━━ Study material ━━

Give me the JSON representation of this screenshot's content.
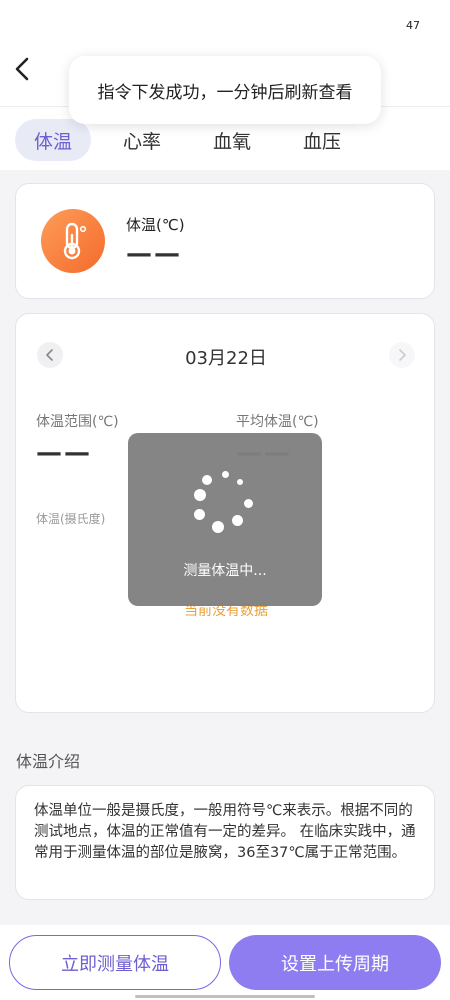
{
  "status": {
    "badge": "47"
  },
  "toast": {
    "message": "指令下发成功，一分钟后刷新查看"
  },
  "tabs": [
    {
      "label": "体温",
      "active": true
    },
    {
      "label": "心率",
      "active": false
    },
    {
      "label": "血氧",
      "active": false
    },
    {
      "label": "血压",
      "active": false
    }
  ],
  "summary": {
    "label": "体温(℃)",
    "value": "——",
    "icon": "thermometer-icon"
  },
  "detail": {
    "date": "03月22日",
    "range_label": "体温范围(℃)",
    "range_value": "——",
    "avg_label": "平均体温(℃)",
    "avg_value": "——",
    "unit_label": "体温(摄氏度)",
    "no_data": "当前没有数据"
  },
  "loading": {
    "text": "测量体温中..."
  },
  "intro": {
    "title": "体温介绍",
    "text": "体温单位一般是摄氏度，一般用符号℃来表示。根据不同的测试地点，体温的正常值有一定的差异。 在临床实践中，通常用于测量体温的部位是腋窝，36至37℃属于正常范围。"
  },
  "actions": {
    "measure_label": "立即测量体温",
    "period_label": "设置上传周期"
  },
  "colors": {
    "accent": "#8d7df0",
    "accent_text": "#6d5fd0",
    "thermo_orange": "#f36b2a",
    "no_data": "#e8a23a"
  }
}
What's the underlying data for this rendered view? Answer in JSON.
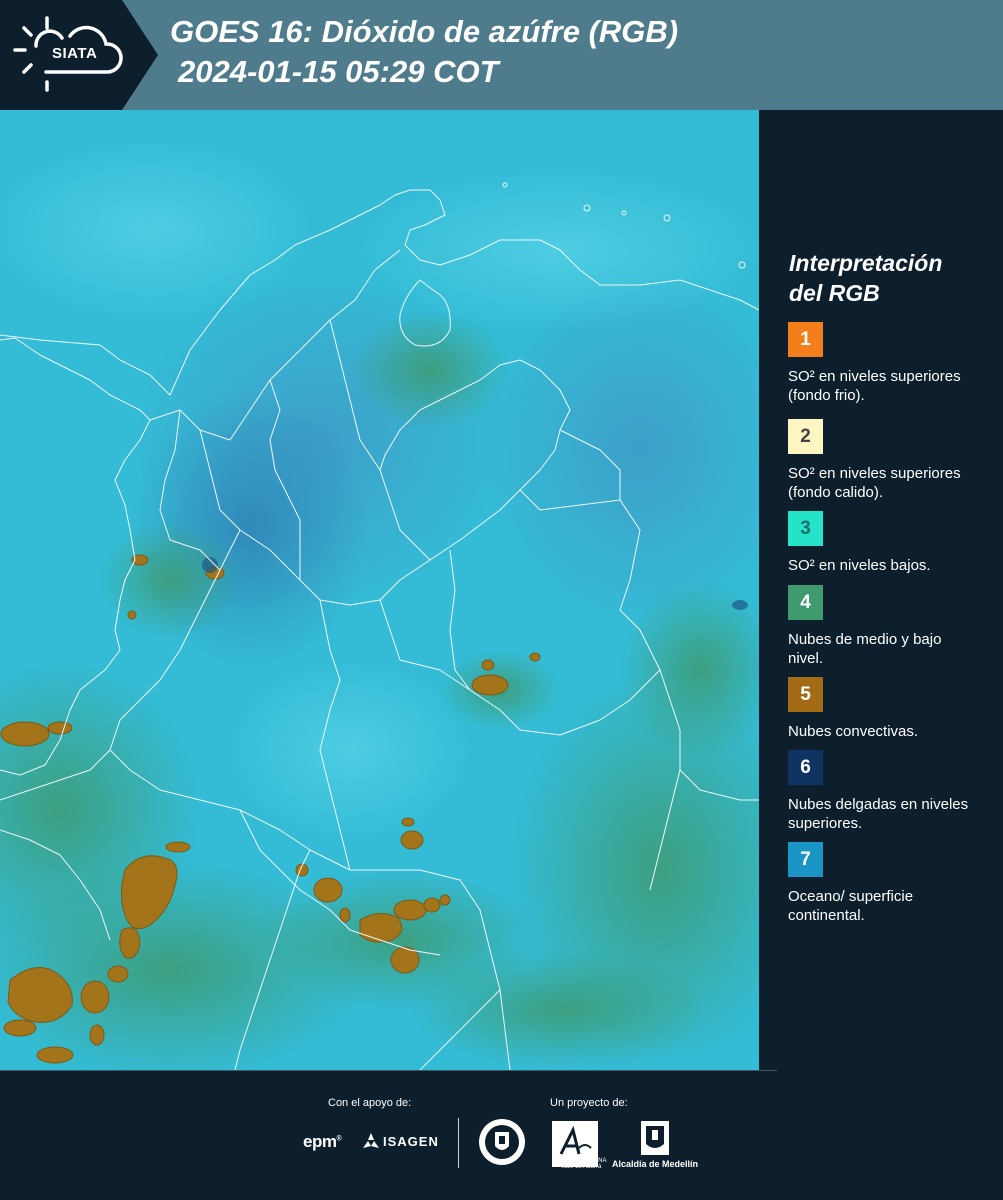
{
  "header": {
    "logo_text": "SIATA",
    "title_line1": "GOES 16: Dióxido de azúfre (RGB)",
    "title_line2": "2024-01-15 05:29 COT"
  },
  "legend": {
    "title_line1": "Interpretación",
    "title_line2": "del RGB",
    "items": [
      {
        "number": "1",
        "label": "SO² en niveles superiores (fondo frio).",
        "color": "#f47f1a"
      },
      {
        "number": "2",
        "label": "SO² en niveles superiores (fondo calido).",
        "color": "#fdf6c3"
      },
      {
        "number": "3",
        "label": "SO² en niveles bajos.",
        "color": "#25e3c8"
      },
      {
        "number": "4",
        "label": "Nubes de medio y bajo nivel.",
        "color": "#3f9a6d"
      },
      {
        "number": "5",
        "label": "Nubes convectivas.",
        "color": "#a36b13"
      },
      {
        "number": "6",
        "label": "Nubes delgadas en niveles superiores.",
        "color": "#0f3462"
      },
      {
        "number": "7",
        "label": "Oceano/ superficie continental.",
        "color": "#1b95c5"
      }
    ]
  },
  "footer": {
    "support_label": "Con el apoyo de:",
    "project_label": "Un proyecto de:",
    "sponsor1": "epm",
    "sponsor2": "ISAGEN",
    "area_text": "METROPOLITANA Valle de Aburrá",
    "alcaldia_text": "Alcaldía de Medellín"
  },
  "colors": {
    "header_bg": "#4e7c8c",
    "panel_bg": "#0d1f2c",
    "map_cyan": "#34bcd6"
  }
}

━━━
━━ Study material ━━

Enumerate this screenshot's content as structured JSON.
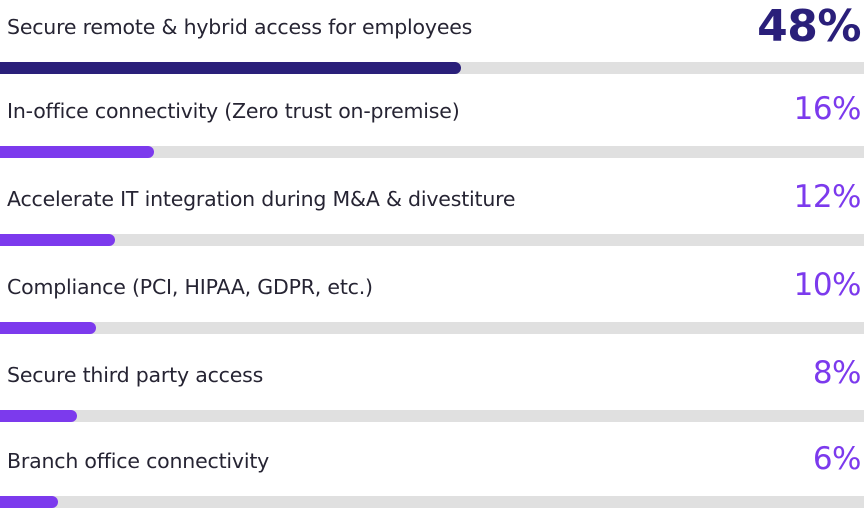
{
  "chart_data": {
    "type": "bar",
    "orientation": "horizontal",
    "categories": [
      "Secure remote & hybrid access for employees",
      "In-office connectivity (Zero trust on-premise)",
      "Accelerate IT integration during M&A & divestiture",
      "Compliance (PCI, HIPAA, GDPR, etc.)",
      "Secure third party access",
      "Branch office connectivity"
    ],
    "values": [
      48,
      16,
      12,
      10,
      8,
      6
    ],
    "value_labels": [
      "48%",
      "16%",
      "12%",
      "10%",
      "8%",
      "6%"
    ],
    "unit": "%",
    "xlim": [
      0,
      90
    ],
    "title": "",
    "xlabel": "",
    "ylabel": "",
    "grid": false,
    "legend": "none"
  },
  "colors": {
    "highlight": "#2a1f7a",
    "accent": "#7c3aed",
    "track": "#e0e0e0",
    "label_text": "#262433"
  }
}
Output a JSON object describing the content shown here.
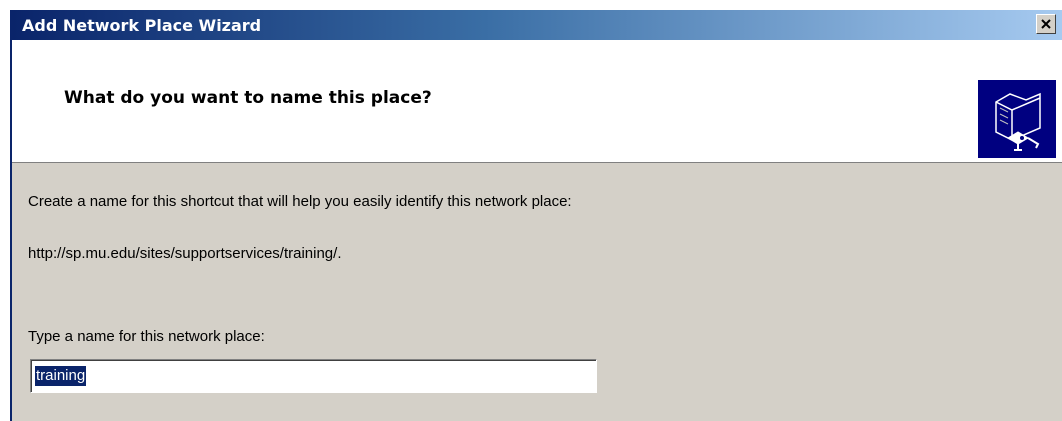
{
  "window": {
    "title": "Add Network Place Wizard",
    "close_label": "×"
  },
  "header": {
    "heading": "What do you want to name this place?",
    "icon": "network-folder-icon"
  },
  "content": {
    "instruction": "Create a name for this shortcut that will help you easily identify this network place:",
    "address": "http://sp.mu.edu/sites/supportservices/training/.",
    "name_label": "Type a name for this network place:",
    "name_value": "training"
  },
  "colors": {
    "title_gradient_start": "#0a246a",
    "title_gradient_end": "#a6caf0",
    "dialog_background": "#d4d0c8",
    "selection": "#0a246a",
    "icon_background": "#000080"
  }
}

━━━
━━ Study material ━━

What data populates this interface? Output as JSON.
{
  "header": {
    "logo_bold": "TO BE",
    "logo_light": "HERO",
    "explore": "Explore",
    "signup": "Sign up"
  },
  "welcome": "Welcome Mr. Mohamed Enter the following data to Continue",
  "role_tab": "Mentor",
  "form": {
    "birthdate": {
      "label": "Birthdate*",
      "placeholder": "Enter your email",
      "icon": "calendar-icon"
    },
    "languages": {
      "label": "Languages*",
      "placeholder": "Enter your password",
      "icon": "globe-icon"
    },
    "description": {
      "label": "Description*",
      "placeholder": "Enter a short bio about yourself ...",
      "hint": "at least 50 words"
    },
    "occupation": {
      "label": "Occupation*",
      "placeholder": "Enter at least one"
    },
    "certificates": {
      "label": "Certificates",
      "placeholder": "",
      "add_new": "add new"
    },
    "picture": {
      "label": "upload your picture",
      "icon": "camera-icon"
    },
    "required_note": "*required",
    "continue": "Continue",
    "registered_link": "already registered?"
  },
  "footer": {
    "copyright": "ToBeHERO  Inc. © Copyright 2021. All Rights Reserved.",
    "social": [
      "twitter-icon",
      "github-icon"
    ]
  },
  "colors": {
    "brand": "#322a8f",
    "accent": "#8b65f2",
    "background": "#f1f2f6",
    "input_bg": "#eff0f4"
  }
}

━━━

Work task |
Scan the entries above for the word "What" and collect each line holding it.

Response to this task |
What's the underlying data for this rendered view? Answer in JSON.
    "heading": "What do you want to name this place?",
What data populates this interface? Output as JSON.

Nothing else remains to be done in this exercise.